### RECORDS TO PROCESS
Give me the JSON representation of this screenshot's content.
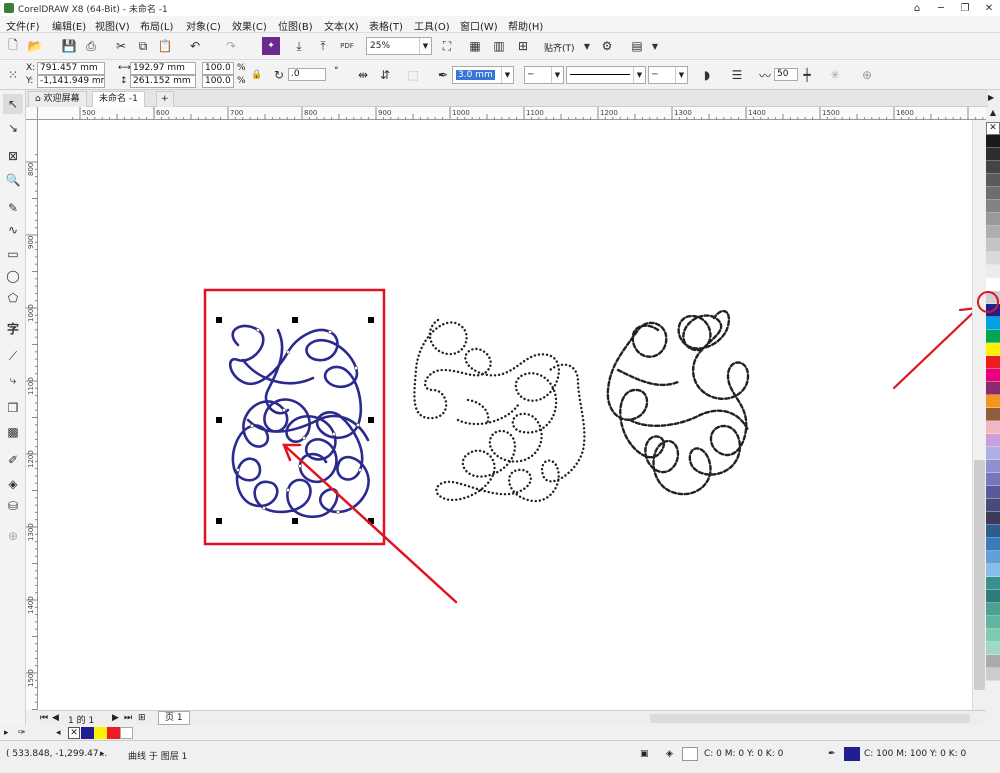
{
  "title": "CorelDRAW X8 (64-Bit) - 未命名 -1",
  "menu": [
    "文件(F)",
    "编辑(E)",
    "视图(V)",
    "布局(L)",
    "对象(C)",
    "效果(C)",
    "位图(B)",
    "文本(X)",
    "表格(T)",
    "工具(O)",
    "窗口(W)",
    "帮助(H)"
  ],
  "toolbar": {
    "zoom": "25%",
    "snap_label": "贴齐(T)",
    "pdf_label": "PDF"
  },
  "property_bar": {
    "x": "791.457 mm",
    "y": "-1,141.949 mm",
    "width": "192.97 mm",
    "height": "261.152 mm",
    "scale_x": "100.0",
    "scale_y": "100.0",
    "percent": "%",
    "rotation": ".0",
    "degree": "°",
    "outline_width": "3.0 mm",
    "smoothing": "50"
  },
  "tabs": {
    "welcome": "欢迎屏幕",
    "document": "未命名 -1"
  },
  "ruler_h": [
    "500",
    "600",
    "700",
    "800",
    "900",
    "1000",
    "1100",
    "1200",
    "1300",
    "1400",
    "1500",
    "1600"
  ],
  "ruler_v": [
    "800",
    "900",
    "1000",
    "1100",
    "1200",
    "1300",
    "1400",
    "1500"
  ],
  "page_nav": {
    "page_count": "1 的 1",
    "page_tab": "页 1"
  },
  "status": {
    "cursor": "( 533.848, -1,299.47...",
    "object_info": "曲线 于 图层 1",
    "fill_info": "C: 0 M: 0 Y: 0 K: 0",
    "outline_info": "C: 100 M: 100 Y: 0 K: 0"
  },
  "colors": {
    "selected_outline": "#2a2a8f",
    "annotation_red": "#e0141e",
    "palette": [
      "#ffffff",
      "#1a1a1a",
      "#2e2e2e",
      "#444444",
      "#5a5a5a",
      "#6e6e6e",
      "#838383",
      "#999999",
      "#aeaeae",
      "#c4c4c4",
      "#d9d9d9",
      "#ececec",
      "#ffffff",
      "#cfcfcf",
      "#1f1f8f",
      "#00a3e0",
      "#00a651",
      "#fff200",
      "#ed1c24",
      "#e6007e",
      "#8b2a6e",
      "#f7941d",
      "#8c5e3c",
      "#f4b6c2",
      "#c9a0dc",
      "#b0b0e0",
      "#9090d0",
      "#7575c0",
      "#5a5a9a",
      "#4a4a7a",
      "#3a3a5a",
      "#2c5d8f",
      "#3a7ab8",
      "#5fa0d8",
      "#88bde8",
      "#3a8f8f",
      "#2f7a7a",
      "#4d9f8f",
      "#5fb59f",
      "#7fc9b5",
      "#9fd8c9",
      "#aaaaaa",
      "#cccccc"
    ]
  }
}
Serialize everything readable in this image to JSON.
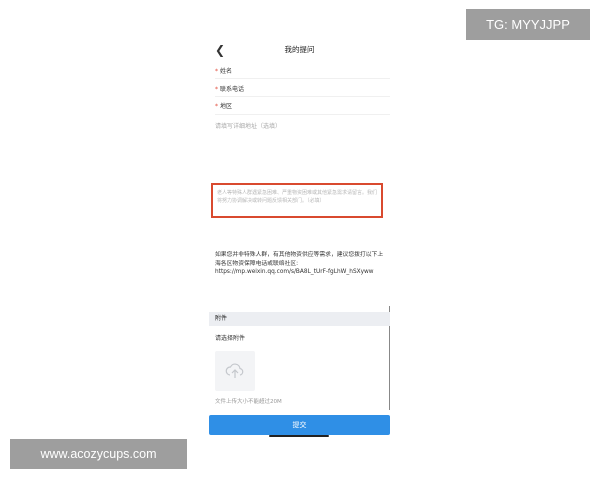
{
  "header": {
    "back_icon": "back-chevron-icon",
    "title": "我的提问"
  },
  "form": {
    "name_label": "姓名",
    "phone_label": "联系电话",
    "region_label": "地区",
    "address_placeholder": "请填写详细地址（选填）",
    "required_mark": "*",
    "highlight_text": "老人等特殊人群遇紧急困难、严重物资困难或其他紧急需求请留言。我们将努力协调解决或转问题反馈相关部门。（必填）",
    "highlight_color": "#d94a2f"
  },
  "notice": {
    "text": "如果您并非特殊人群，有其他物资供应等需求，建议您拨打以下上海各区物资保障电话或联络社区:",
    "link": "https://mp.weixin.qq.com/s/BA8L_tUrF-fgLhW_hSXyww"
  },
  "attachment": {
    "header": "附件",
    "select_label": "请选择附件",
    "upload_icon": "cloud-upload-icon",
    "limit_text": "文件上传大小不能超过20M"
  },
  "submit": {
    "label": "提交",
    "color": "#2f8fe6"
  },
  "watermarks": {
    "top": "TG: MYYJJPP",
    "bottom": "www.acozycups.com"
  }
}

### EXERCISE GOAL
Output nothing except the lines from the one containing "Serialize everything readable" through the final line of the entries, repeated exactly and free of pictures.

### YOUR RESPONSE
Serialize everything readable in this image to JSON.
{
  "header": {
    "back_icon": "back-chevron-icon",
    "title": "我的提问"
  },
  "form": {
    "name_label": "姓名",
    "phone_label": "联系电话",
    "region_label": "地区",
    "address_placeholder": "请填写详细地址（选填）",
    "required_mark": "*",
    "highlight_text": "老人等特殊人群遇紧急困难、严重物资困难或其他紧急需求请留言。我们将努力协调解决或转问题反馈相关部门。（必填）",
    "highlight_color": "#d94a2f"
  },
  "notice": {
    "text": "如果您并非特殊人群，有其他物资供应等需求，建议您拨打以下上海各区物资保障电话或联络社区:",
    "link": "https://mp.weixin.qq.com/s/BA8L_tUrF-fgLhW_hSXyww"
  },
  "attachment": {
    "header": "附件",
    "select_label": "请选择附件",
    "upload_icon": "cloud-upload-icon",
    "limit_text": "文件上传大小不能超过20M"
  },
  "submit": {
    "label": "提交",
    "color": "#2f8fe6"
  },
  "watermarks": {
    "top": "TG: MYYJJPP",
    "bottom": "www.acozycups.com"
  }
}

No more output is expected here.